to compel prosecutors and Canadian authorities to hand over all
the tapes, not just what prosecutors consider incriminating.
For instance, Fox said, one
tape reveals the aggressive, thug-like demeanor undercover officers
took to intimidate Burns and Rafay.
Burns, 26, and Rafay, 25, are
accused of using baseball bats to bludgeon to death Rafay's parents,
Tariq and Sultana Rafay, and his 19-year-old sister, Basma, in
their Somerset-area home in July 1994. Prosecutors say they did
it for a $350,000 insurance policy.
Burns and Rafay returned to
their homes in Vancouver after the murders, but were arrested
by undercover RCMPs a year later.

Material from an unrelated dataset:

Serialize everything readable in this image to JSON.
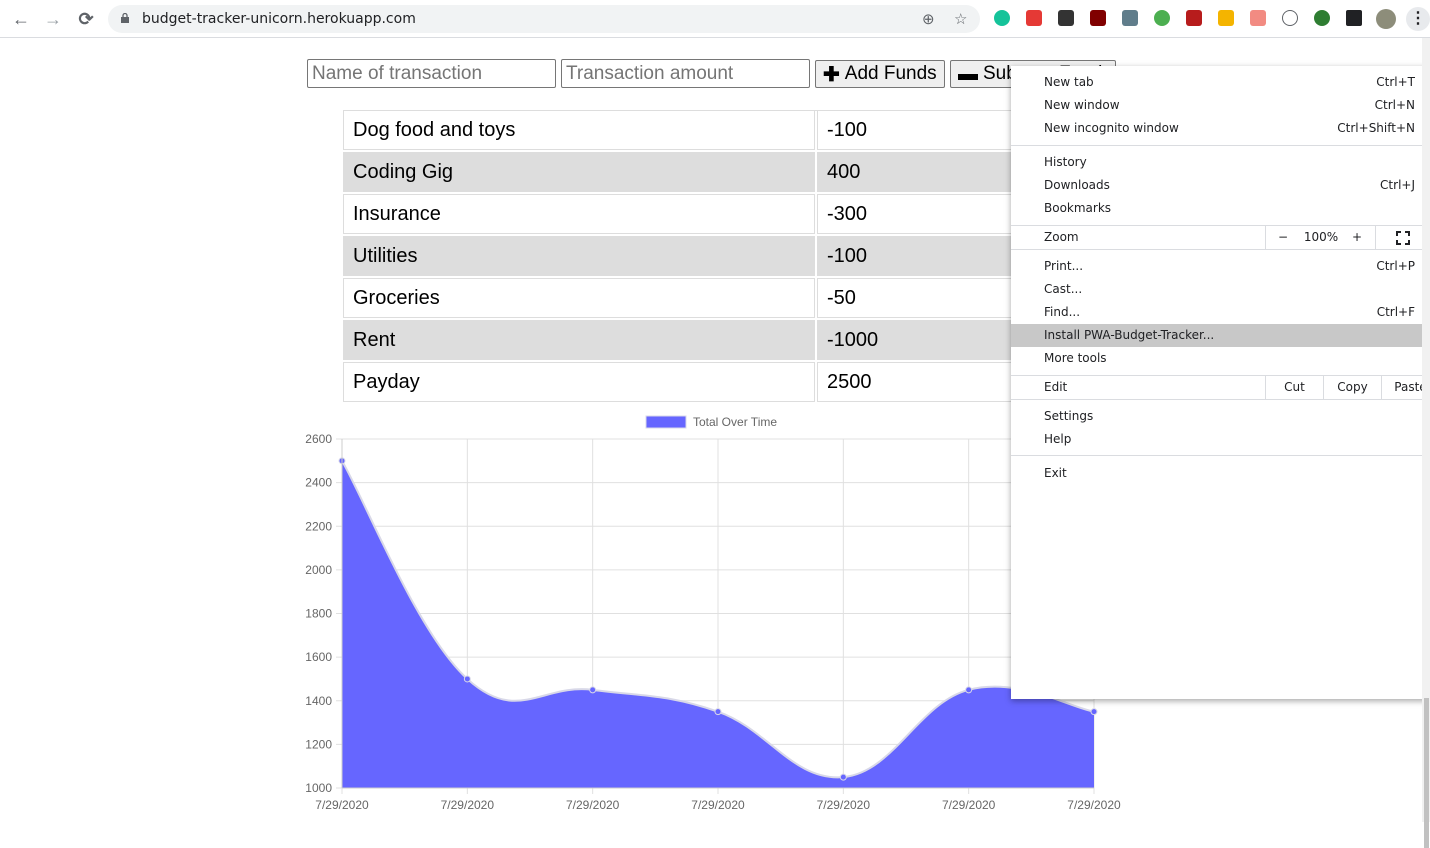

The officers posed as gangsters
and eventually managed to elicit confessions from Burns and Rafay,
But defense attorneys say those confessions were coerced and false.
Another tape documents a conversation
between Rafay and a high school friend, Fox said. In a sworn
deposition used in the co-defendants' extradition hearing in
Canada, the friend said Rafay confessed to the murders. But in
the surveillance tape, Fox said, the friend speaks of their innocence.
Rafay's co-counsel James Koenig
said the seemingly mundane surveillance footage includes information
about the defendants and their past that undercover officers
exploited to gain a psychological advantage that led to their
"Those tapes are critical
in a variety of ways that we cannot understand," Koenig said.
"We need the originals because they were edited with an eye
toward what may be inculpatory."
Getting the original tapes
won't be easy, said Senior Deputy Prosecutor James Konat. Prosecutors
haven't even seen them yet.
"We don't have access to this," he said.
However, Konat promised to
speak with the RCMP and update the court on the tapes' availability
at the next scheduled hearing Dec. 14.
At that time, the court also
will take up more evidence-sharing issues as well the defense's
motion for Judge Mertel to write letters to the British Columbia
Supreme Court, asking it to compel the RCMP to hand over the evidence.
Yesterday, defense attorneys
received boxes of documented evidence, including hundreds of
Bellevue police crime scene and autopsy photographs on compact disc.
The trial is tentatively scheduled to begin May 6.
Noel Brady can be reached at firstname.lastname@example.org or 425-453-4252